··· Record extracts
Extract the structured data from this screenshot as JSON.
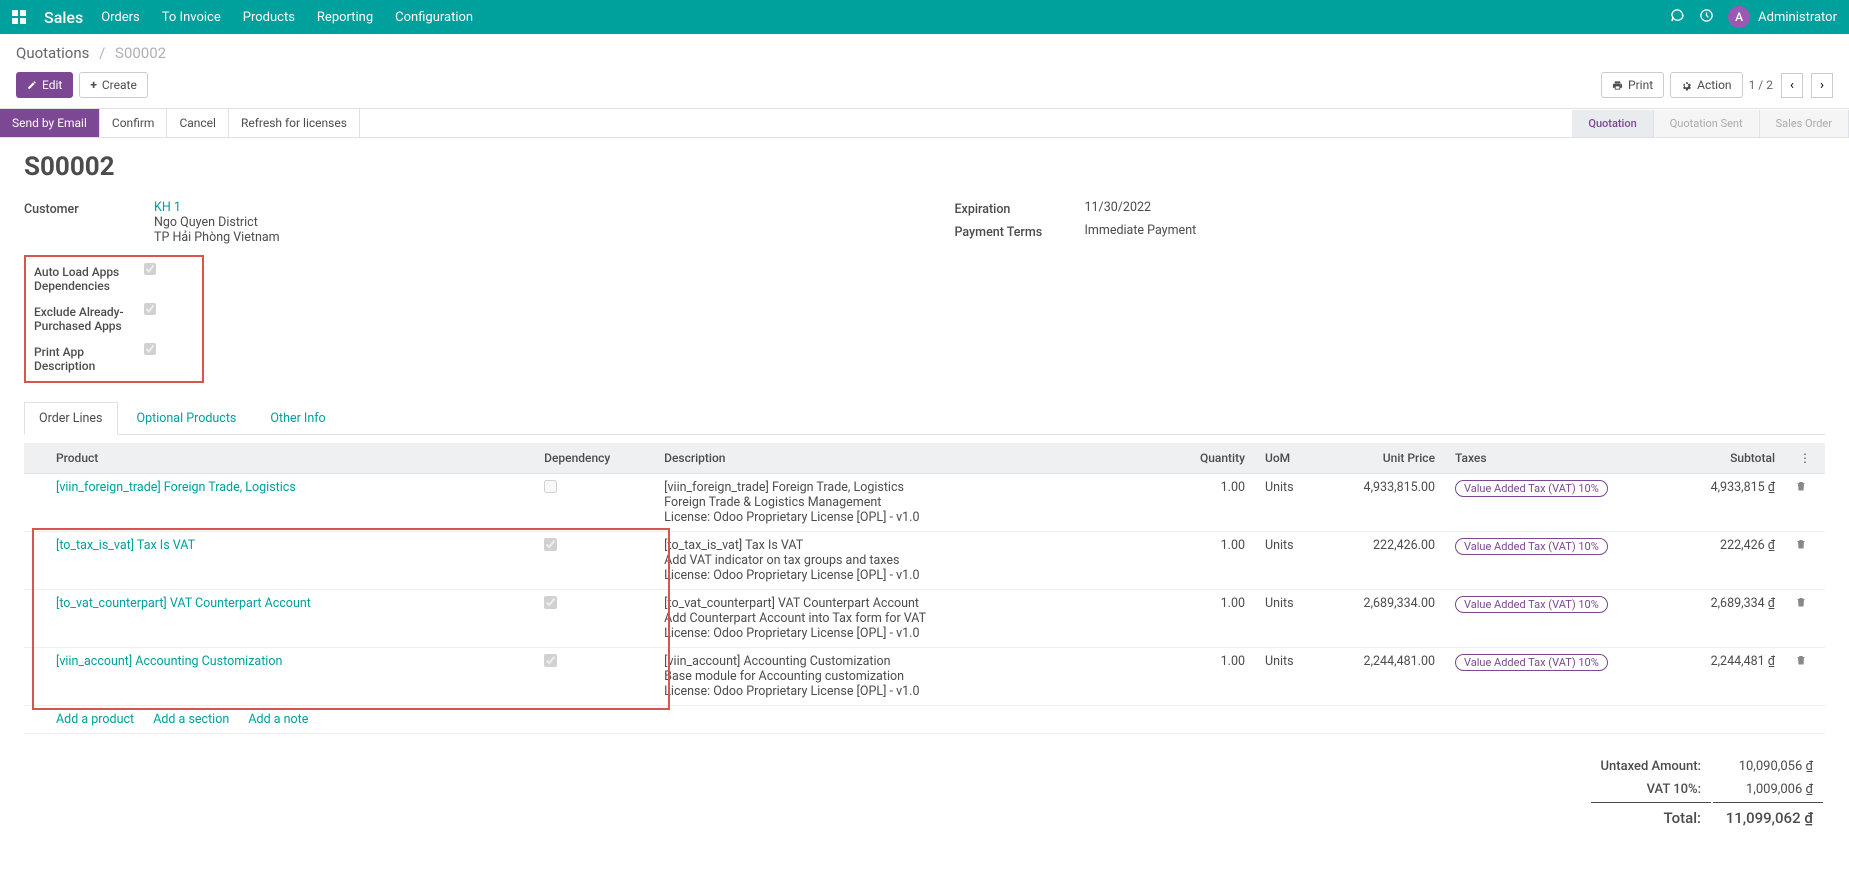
{
  "nav": {
    "brand": "Sales",
    "items": [
      "Orders",
      "To Invoice",
      "Products",
      "Reporting",
      "Configuration"
    ],
    "user": "Administrator",
    "avatar_letter": "A"
  },
  "breadcrumb": {
    "parent": "Quotations",
    "current": "S00002"
  },
  "toolbar": {
    "edit": "Edit",
    "create": "Create",
    "print": "Print",
    "action": "Action",
    "pager": "1 / 2"
  },
  "statusbar": {
    "buttons": [
      "Send by Email",
      "Confirm",
      "Cancel",
      "Refresh for licenses"
    ],
    "statuses": [
      "Quotation",
      "Quotation Sent",
      "Sales Order"
    ]
  },
  "title": "S00002",
  "fields": {
    "customer_label": "Customer",
    "customer_name": "KH 1",
    "customer_address1": "Ngo Quyen District",
    "customer_address2": "TP Hải Phòng Vietnam",
    "expiration_label": "Expiration",
    "expiration_value": "11/30/2022",
    "payment_terms_label": "Payment Terms",
    "payment_terms_value": "Immediate Payment",
    "autoload_label": "Auto Load Apps Dependencies",
    "exclude_label": "Exclude Already-Purchased Apps",
    "printdesc_label": "Print App Description"
  },
  "tabs": [
    "Order Lines",
    "Optional Products",
    "Other Info"
  ],
  "table": {
    "headers": {
      "product": "Product",
      "dependency": "Dependency",
      "description": "Description",
      "quantity": "Quantity",
      "uom": "UoM",
      "unitprice": "Unit Price",
      "taxes": "Taxes",
      "subtotal": "Subtotal"
    },
    "rows": [
      {
        "product": "[viin_foreign_trade] Foreign Trade, Logistics",
        "dependency_checked": false,
        "desc1": "[viin_foreign_trade] Foreign Trade, Logistics",
        "desc2": "Foreign Trade & Logistics Management",
        "desc3": "License: Odoo Proprietary License [OPL] - v1.0",
        "quantity": "1.00",
        "uom": "Units",
        "unitprice": "4,933,815.00",
        "tax": "Value Added Tax (VAT) 10%",
        "subtotal": "4,933,815 ₫"
      },
      {
        "product": "[to_tax_is_vat] Tax Is VAT",
        "dependency_checked": true,
        "desc1": "[to_tax_is_vat] Tax Is VAT",
        "desc2": "Add VAT indicator on tax groups and taxes",
        "desc3": "License: Odoo Proprietary License [OPL] - v1.0",
        "quantity": "1.00",
        "uom": "Units",
        "unitprice": "222,426.00",
        "tax": "Value Added Tax (VAT) 10%",
        "subtotal": "222,426 ₫"
      },
      {
        "product": "[to_vat_counterpart] VAT Counterpart Account",
        "dependency_checked": true,
        "desc1": "[to_vat_counterpart] VAT Counterpart Account",
        "desc2": "Add Counterpart Account into Tax form for VAT",
        "desc3": "License: Odoo Proprietary License [OPL] - v1.0",
        "quantity": "1.00",
        "uom": "Units",
        "unitprice": "2,689,334.00",
        "tax": "Value Added Tax (VAT) 10%",
        "subtotal": "2,689,334 ₫"
      },
      {
        "product": "[viin_account] Accounting Customization",
        "dependency_checked": true,
        "desc1": "[viin_account] Accounting Customization",
        "desc2": "Base module for Accounting customization",
        "desc3": "License: Odoo Proprietary License [OPL] - v1.0",
        "quantity": "1.00",
        "uom": "Units",
        "unitprice": "2,244,481.00",
        "tax": "Value Added Tax (VAT) 10%",
        "subtotal": "2,244,481 ₫"
      }
    ],
    "add_product": "Add a product",
    "add_section": "Add a section",
    "add_note": "Add a note"
  },
  "totals": {
    "untaxed_label": "Untaxed Amount:",
    "untaxed_value": "10,090,056 ₫",
    "vat_label": "VAT 10%:",
    "vat_value": "1,009,006 ₫",
    "total_label": "Total:",
    "total_value": "11,099,062 ₫"
  }
}
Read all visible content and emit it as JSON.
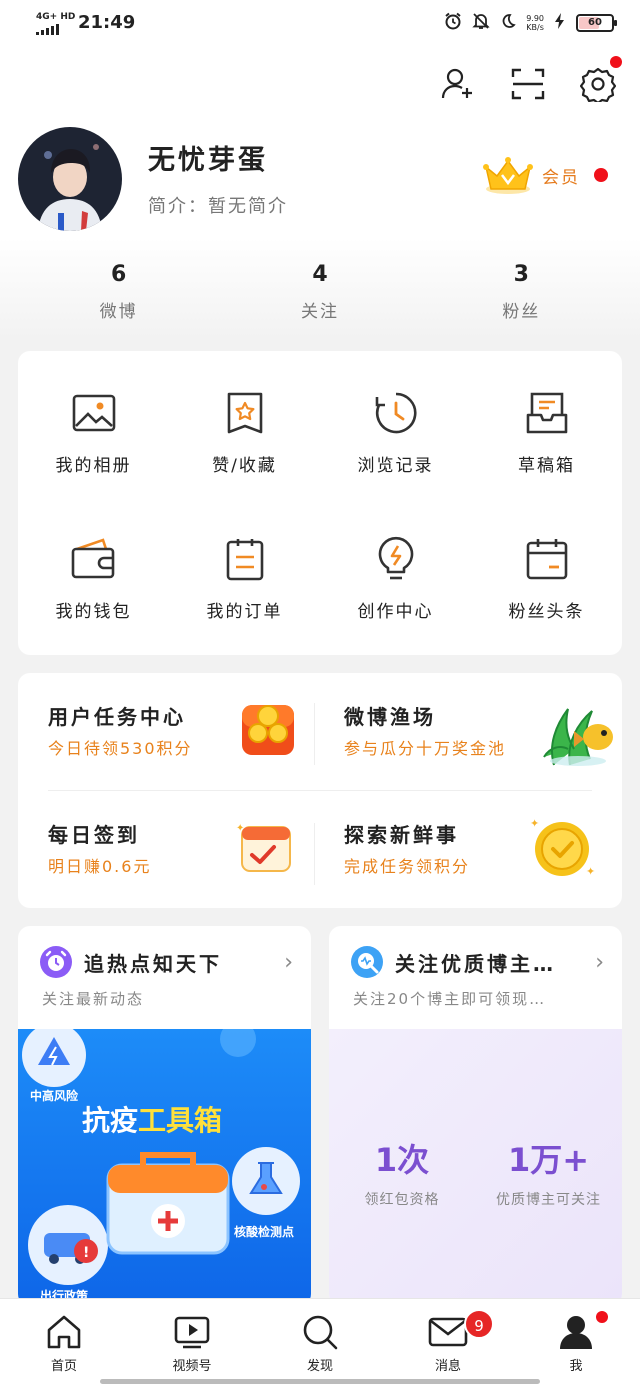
{
  "status_bar": {
    "network": "4G+ HD",
    "time": "21:49",
    "speed_value": "9.90",
    "speed_unit": "KB/s",
    "battery": "60"
  },
  "top_actions": {
    "icons": [
      "add-friend-icon",
      "scan-icon",
      "settings-icon"
    ],
    "settings_has_dot": true
  },
  "profile": {
    "username": "无忧芽蛋",
    "bio": "简介：暂无简介",
    "vip_label": "会员"
  },
  "stats": [
    {
      "value": "6",
      "label": "微博"
    },
    {
      "value": "4",
      "label": "关注"
    },
    {
      "value": "3",
      "label": "粉丝"
    }
  ],
  "grid": [
    {
      "label": "我的相册",
      "icon": "photo-album-icon"
    },
    {
      "label": "赞/收藏",
      "icon": "favorites-icon"
    },
    {
      "label": "浏览记录",
      "icon": "history-icon"
    },
    {
      "label": "草稿箱",
      "icon": "drafts-icon"
    },
    {
      "label": "我的钱包",
      "icon": "wallet-icon"
    },
    {
      "label": "我的订单",
      "icon": "orders-icon"
    },
    {
      "label": "创作中心",
      "icon": "creator-center-icon"
    },
    {
      "label": "粉丝头条",
      "icon": "fan-headline-icon"
    }
  ],
  "tasks": [
    {
      "title": "用户任务中心",
      "sub": "今日待领530积分"
    },
    {
      "title": "微博渔场",
      "sub": "参与瓜分十万奖金池"
    },
    {
      "title": "每日签到",
      "sub": "明日赚0.6元"
    },
    {
      "title": "探索新鲜事",
      "sub": "完成任务领积分"
    }
  ],
  "feature_left": {
    "title": "追热点知天下",
    "sub": "关注最新动态",
    "banner": {
      "risk": "中高风险",
      "headline_a": "抗疫",
      "headline_b": "工具箱",
      "test": "核酸检测点",
      "travel": "出行政策"
    }
  },
  "feature_right": {
    "title": "关注优质博主…",
    "sub": "关注20个博主即可领现…",
    "stat1_value": "1次",
    "stat1_label": "领红包资格",
    "stat2_value": "1万+",
    "stat2_label": "优质博主可关注"
  },
  "bottom_nav": [
    {
      "label": "首页",
      "icon": "home-icon"
    },
    {
      "label": "视频号",
      "icon": "video-icon"
    },
    {
      "label": "发现",
      "icon": "discover-icon"
    },
    {
      "label": "消息",
      "icon": "message-icon",
      "badge": "9"
    },
    {
      "label": "我",
      "icon": "profile-icon"
    }
  ],
  "colors": {
    "accent_orange": "#e8821c",
    "red_dot": "#f0101a",
    "purple": "#7b4fd0"
  }
}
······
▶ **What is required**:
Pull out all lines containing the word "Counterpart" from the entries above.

▶ **Exercise response**:
        "product": "[to_vat_counterpart] VAT Counterpart Account",
        "desc1": "[to_vat_counterpart] VAT Counterpart Account",
        "desc2": "Add Counterpart Account into Tax form for VAT",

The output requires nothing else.